[Opening Data provided section]
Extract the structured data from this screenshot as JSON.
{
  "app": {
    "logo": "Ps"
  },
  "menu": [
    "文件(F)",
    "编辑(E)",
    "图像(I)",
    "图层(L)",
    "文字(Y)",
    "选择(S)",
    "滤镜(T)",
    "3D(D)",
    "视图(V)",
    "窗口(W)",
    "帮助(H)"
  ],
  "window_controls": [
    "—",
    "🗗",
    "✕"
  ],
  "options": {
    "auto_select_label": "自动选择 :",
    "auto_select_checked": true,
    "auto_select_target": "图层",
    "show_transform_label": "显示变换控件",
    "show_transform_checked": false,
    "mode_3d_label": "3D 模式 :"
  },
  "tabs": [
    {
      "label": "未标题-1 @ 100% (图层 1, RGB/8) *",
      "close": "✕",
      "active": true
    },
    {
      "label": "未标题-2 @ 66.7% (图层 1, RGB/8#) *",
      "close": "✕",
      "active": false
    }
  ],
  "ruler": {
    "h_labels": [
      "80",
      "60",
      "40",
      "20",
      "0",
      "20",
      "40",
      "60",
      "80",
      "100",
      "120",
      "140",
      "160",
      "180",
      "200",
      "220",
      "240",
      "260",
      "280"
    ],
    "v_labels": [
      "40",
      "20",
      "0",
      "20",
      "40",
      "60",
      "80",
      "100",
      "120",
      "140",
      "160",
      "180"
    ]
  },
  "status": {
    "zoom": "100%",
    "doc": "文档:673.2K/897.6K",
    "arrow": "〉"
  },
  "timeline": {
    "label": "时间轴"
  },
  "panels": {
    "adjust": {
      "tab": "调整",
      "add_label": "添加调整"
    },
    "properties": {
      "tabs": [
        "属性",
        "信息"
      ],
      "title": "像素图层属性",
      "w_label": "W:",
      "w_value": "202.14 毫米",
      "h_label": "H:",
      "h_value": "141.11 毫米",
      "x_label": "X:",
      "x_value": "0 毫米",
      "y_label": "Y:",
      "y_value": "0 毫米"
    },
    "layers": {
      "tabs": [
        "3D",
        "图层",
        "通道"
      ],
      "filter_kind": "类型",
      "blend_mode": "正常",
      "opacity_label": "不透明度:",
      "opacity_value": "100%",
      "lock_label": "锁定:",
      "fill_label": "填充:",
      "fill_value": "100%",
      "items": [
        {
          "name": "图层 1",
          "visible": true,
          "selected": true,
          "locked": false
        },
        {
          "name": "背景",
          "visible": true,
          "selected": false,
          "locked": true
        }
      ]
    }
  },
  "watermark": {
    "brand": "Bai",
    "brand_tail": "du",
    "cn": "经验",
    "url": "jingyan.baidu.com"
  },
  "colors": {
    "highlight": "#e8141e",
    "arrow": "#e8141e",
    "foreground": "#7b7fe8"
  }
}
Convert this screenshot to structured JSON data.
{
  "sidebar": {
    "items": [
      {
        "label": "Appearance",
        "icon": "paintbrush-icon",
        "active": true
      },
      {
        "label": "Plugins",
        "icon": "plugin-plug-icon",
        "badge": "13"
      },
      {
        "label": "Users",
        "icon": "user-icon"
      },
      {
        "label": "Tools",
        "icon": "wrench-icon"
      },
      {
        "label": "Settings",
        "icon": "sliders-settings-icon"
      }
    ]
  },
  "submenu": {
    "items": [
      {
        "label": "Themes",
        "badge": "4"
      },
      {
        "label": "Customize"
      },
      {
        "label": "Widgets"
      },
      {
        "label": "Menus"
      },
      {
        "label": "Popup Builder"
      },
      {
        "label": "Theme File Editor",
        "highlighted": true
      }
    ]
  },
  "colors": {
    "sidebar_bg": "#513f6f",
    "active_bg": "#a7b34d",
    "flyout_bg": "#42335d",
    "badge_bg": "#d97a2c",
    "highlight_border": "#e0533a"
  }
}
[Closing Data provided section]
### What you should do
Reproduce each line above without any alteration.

### Answer box
Extract the structured data from this screenshot as JSON.
{
  "app": {
    "logo": "Ps"
  },
  "menu": [
    "文件(F)",
    "编辑(E)",
    "图像(I)",
    "图层(L)",
    "文字(Y)",
    "选择(S)",
    "滤镜(T)",
    "3D(D)",
    "视图(V)",
    "窗口(W)",
    "帮助(H)"
  ],
  "window_controls": [
    "—",
    "🗗",
    "✕"
  ],
  "options": {
    "auto_select_label": "自动选择 :",
    "auto_select_checked": true,
    "auto_select_target": "图层",
    "show_transform_label": "显示变换控件",
    "show_transform_checked": false,
    "mode_3d_label": "3D 模式 :"
  },
  "tabs": [
    {
      "label": "未标题-1 @ 100% (图层 1, RGB/8) *",
      "close": "✕",
      "active": true
    },
    {
      "label": "未标题-2 @ 66.7% (图层 1, RGB/8#) *",
      "close": "✕",
      "active": false
    }
  ],
  "ruler": {
    "h_labels": [
      "80",
      "60",
      "40",
      "20",
      "0",
      "20",
      "40",
      "60",
      "80",
      "100",
      "120",
      "140",
      "160",
      "180",
      "200",
      "220",
      "240",
      "260",
      "280"
    ],
    "v_labels": [
      "40",
      "20",
      "0",
      "20",
      "40",
      "60",
      "80",
      "100",
      "120",
      "140",
      "160",
      "180"
    ]
  },
  "status": {
    "zoom": "100%",
    "doc": "文档:673.2K/897.6K",
    "arrow": "〉"
  },
  "timeline": {
    "label": "时间轴"
  },
  "panels": {
    "adjust": {
      "tab": "调整",
      "add_label": "添加调整"
    },
    "properties": {
      "tabs": [
        "属性",
        "信息"
      ],
      "title": "像素图层属性",
      "w_label": "W:",
      "w_value": "202.14 毫米",
      "h_label": "H:",
      "h_value": "141.11 毫米",
      "x_label": "X:",
      "x_value": "0 毫米",
      "y_label": "Y:",
      "y_value": "0 毫米"
    },
    "layers": {
      "tabs": [
        "3D",
        "图层",
        "通道"
      ],
      "filter_kind": "类型",
      "blend_mode": "正常",
      "opacity_label": "不透明度:",
      "opacity_value": "100%",
      "lock_label": "锁定:",
      "fill_label": "填充:",
      "fill_value": "100%",
      "items": [
        {
          "name": "图层 1",
          "visible": true,
          "selected": true,
          "locked": false
        },
        {
          "name": "背景",
          "visible": true,
          "selected": false,
          "locked": true
        }
      ]
    }
  },
  "watermark": {
    "brand": "Bai",
    "brand_tail": "du",
    "cn": "经验",
    "url": "jingyan.baidu.com"
  },
  "colors": {
    "highlight": "#e8141e",
    "arrow": "#e8141e",
    "foreground": "#7b7fe8"
  }
}
Convert this screenshot to structured JSON data.
{
  "sidebar": {
    "items": [
      {
        "label": "Appearance",
        "icon": "paintbrush-icon",
        "active": true
      },
      {
        "label": "Plugins",
        "icon": "plugin-plug-icon",
        "badge": "13"
      },
      {
        "label": "Users",
        "icon": "user-icon"
      },
      {
        "label": "Tools",
        "icon": "wrench-icon"
      },
      {
        "label": "Settings",
        "icon": "sliders-settings-icon"
      }
    ]
  },
  "submenu": {
    "items": [
      {
        "label": "Themes",
        "badge": "4"
      },
      {
        "label": "Customize"
      },
      {
        "label": "Widgets"
      },
      {
        "label": "Menus"
      },
      {
        "label": "Popup Builder"
      },
      {
        "label": "Theme File Editor",
        "highlighted": true
      }
    ]
  },
  "colors": {
    "sidebar_bg": "#513f6f",
    "active_bg": "#a7b34d",
    "flyout_bg": "#42335d",
    "badge_bg": "#d97a2c",
    "highlight_border": "#e0533a"
  }
}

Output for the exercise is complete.